Web page and app entries:
= = = =

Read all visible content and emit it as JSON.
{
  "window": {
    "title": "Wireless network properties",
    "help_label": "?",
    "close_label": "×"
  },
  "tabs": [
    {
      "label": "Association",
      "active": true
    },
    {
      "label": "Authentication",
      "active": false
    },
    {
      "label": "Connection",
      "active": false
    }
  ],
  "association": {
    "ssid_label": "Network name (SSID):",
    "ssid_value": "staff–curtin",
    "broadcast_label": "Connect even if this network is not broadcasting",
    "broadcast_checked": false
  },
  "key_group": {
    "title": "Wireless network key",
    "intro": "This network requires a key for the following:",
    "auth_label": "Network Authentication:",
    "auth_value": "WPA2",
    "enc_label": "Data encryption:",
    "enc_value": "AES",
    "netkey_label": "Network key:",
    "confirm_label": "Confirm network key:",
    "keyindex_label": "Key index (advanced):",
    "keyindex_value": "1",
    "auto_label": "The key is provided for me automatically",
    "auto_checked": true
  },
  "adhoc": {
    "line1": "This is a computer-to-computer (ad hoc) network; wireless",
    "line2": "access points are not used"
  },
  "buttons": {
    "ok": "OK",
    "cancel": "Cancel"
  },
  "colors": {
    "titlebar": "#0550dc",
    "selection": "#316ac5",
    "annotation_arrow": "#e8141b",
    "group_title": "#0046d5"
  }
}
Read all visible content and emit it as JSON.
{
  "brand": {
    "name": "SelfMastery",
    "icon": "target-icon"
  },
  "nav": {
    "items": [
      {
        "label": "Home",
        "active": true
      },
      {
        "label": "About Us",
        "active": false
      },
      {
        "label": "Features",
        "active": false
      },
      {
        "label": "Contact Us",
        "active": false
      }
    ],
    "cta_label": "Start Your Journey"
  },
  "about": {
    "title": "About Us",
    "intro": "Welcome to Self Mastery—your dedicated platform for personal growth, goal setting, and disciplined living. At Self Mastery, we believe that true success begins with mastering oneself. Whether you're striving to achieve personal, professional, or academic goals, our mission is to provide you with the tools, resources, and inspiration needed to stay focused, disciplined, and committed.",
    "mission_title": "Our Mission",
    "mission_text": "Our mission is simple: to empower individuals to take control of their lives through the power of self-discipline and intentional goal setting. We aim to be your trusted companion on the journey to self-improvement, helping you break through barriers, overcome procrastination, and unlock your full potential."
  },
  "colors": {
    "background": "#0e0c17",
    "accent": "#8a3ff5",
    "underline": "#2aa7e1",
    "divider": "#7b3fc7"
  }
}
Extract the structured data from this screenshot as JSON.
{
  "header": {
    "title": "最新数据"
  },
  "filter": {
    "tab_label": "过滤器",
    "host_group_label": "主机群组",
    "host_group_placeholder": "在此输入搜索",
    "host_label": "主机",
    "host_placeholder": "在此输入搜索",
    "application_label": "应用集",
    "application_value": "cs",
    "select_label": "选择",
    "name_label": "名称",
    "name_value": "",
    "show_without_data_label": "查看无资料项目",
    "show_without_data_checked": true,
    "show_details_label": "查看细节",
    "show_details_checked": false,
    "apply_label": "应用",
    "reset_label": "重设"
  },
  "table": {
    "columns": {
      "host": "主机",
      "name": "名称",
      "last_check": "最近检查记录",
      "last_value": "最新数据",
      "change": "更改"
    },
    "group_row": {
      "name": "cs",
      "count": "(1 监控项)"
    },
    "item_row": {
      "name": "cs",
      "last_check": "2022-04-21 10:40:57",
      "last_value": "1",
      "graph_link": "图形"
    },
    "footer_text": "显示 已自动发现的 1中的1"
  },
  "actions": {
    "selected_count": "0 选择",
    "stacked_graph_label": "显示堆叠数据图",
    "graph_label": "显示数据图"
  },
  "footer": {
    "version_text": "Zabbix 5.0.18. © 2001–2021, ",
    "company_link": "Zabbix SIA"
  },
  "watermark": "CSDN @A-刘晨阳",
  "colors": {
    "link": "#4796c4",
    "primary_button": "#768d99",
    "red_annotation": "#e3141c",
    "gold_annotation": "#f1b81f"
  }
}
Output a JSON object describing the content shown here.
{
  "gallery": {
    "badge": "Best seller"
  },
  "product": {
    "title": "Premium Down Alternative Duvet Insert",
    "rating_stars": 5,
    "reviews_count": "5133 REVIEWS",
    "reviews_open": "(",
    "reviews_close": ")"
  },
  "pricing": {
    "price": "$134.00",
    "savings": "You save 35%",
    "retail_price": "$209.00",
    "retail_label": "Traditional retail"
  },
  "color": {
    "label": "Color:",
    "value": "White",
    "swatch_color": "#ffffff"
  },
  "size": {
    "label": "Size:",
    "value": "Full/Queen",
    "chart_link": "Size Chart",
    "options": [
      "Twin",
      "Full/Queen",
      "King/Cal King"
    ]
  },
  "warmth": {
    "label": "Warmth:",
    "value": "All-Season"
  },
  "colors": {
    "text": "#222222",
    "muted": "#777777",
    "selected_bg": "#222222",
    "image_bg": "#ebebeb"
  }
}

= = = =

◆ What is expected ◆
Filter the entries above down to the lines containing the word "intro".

◆ Answer ◆
    "intro": "This network requires a key for the following:",
    "intro": "Welcome to Self Mastery—your dedicated platform for personal growth, goal setting, and disciplined living. At Self Mastery, we believe that true success begins with mastering oneself. Whether you're striving to achieve personal, professional, or academic goals, our mission is to provide you with the tools, resources, and inspiration needed to stay focused, disciplined, and committed.",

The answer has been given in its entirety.